Volume 5 of The Churchill Documents serves as the final companion volume to the second volume of the official biography, Young Statesman, 1901-1914. It begins with Churchill’s prominent part in the Liberal Government’s attempts to introduce Home Rule for Ireland. It continues with his spirited opposition to Votes for Women, during which he incurred the anger of the militant wing of the Suffragettes. It then covers his extraordinarily active and creative years as First Lord of the Admiralty, ensuring the ability of the Royal Navy to defend Britain and its colonies in the event of war. His letters to his wife, contained herein, provide a continuing insight into his most private feelings, including his reflections on the sinking of the Titanic. The family man is also on view during the arrival and early years of his first two children, Diana and Randolph. His wife’s anguish at the dangers of his flying lessons is also a powerful and moving motif, as he relished the new art of flying and wanted to achieve his pilot’s certificate. But following the deaths of two of his flying instructors in air accidents, he deferred to her plea to give up flying altogether.

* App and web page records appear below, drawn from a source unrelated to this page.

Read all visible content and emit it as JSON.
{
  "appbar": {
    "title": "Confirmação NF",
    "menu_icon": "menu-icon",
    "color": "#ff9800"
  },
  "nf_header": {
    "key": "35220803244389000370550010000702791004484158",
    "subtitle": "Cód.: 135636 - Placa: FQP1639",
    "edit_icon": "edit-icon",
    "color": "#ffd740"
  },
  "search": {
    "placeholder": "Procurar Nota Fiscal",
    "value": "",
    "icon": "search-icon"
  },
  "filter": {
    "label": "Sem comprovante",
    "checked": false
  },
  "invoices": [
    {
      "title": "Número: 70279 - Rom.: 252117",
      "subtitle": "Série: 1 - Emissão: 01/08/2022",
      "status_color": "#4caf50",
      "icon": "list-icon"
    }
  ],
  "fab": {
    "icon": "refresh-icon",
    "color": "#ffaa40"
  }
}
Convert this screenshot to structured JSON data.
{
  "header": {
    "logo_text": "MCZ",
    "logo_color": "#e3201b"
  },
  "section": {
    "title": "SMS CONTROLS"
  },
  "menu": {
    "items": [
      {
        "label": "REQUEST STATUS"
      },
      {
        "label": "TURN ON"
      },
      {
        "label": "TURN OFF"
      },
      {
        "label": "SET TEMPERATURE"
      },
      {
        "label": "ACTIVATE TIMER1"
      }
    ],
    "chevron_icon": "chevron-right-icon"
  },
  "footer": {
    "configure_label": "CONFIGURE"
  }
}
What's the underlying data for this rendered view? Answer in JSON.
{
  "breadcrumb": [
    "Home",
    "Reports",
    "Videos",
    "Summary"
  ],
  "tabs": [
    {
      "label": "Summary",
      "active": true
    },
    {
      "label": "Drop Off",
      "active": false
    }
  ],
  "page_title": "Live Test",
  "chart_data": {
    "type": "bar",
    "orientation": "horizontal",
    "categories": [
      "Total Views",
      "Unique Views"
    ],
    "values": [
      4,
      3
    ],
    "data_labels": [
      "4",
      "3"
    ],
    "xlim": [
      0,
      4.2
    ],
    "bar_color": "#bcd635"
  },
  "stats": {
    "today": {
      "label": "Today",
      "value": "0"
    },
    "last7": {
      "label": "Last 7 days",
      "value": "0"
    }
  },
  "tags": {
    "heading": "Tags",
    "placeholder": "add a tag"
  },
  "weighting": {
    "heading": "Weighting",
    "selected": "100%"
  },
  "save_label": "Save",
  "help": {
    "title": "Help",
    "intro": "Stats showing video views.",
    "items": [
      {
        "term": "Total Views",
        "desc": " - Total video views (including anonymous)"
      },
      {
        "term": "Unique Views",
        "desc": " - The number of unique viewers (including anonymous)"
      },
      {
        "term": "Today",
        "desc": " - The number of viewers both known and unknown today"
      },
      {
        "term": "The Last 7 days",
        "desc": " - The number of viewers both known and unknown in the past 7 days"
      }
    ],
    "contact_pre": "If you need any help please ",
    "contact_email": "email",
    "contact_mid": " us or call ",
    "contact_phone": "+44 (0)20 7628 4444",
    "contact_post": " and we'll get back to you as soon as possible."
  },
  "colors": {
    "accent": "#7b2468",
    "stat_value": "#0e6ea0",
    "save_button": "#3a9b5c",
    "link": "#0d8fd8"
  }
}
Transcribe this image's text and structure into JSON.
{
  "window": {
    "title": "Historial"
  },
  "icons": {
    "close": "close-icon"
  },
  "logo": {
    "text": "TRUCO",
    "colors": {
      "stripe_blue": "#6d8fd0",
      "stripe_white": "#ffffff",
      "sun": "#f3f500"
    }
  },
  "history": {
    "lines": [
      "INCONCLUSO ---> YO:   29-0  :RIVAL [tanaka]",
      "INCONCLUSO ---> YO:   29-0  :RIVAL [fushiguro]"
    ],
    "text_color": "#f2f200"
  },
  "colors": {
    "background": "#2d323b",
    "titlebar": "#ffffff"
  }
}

The Royal Navy, its needs and its potential, are the main thrust of Churchill’s letters and memoranda in this volume. These documents show how determined he was not to see Britain vulnerable to the growing naval power of Germany. His instinct for conciliation is seen as well in his two unsuccessful attempts to secure a halt to the naval arms race between Britain and Germany. This volume ends on the eve of the outbreak of the First World War. Churchill’s letters to his wife in the last two weeks of July 1914 give a poignant picture of how rapidly the crisis evolved, and of Churchill’s own moods, proposals, and actions in facing what he warned her would be the “unknown and unexpected.”